• **Task details**
If a line in the listing below includes the word "Benchmark", pick it out.

• **Source material**
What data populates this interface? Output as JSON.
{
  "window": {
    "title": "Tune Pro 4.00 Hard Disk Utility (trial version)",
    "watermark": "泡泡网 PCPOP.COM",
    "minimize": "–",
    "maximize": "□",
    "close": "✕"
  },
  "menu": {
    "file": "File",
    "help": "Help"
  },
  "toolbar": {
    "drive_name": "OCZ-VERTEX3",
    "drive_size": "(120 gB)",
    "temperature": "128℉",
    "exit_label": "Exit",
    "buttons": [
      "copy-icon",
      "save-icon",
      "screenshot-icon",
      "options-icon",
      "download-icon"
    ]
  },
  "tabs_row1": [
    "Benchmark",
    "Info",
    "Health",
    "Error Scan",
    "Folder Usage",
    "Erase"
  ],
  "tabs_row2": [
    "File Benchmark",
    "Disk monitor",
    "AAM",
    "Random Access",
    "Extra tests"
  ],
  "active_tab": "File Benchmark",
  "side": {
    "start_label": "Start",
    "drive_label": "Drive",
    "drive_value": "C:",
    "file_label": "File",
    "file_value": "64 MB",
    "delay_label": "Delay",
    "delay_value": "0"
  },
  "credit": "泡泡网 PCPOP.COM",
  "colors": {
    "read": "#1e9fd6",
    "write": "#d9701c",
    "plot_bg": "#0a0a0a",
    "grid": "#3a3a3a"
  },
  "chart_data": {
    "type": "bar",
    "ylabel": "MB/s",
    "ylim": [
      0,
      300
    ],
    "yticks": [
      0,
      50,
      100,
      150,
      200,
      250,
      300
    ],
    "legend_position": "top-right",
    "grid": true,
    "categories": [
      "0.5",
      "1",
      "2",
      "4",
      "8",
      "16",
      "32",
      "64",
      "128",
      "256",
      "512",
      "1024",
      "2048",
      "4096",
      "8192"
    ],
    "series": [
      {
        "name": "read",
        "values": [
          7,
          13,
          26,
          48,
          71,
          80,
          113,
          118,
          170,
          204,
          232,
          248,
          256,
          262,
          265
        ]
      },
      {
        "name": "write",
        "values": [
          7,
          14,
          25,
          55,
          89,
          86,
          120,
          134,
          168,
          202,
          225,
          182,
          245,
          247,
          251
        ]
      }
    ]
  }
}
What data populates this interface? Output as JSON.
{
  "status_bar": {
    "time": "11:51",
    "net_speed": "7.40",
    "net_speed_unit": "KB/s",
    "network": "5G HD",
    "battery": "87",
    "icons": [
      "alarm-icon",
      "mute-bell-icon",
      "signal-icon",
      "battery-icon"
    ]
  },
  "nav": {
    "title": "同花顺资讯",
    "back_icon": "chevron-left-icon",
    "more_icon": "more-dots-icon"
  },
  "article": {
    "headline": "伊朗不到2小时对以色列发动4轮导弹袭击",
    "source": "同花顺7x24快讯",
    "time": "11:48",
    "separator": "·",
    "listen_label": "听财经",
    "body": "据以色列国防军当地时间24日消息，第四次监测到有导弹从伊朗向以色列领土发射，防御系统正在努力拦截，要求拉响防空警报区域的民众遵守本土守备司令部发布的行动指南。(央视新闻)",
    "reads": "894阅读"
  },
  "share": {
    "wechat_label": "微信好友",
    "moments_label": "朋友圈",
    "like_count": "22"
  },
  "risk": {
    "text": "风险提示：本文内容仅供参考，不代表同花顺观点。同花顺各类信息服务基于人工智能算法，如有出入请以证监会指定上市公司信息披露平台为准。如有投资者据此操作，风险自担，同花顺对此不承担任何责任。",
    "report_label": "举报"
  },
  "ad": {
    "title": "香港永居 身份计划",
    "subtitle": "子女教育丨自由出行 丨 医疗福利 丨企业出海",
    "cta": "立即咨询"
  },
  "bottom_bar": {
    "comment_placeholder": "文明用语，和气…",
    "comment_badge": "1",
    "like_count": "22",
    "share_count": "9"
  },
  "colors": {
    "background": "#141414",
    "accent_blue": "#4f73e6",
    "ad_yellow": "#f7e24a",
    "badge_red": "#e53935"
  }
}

• **Output of the exercise**
    "Benchmark",
    "File Benchmark",
  "active_tab": "File Benchmark",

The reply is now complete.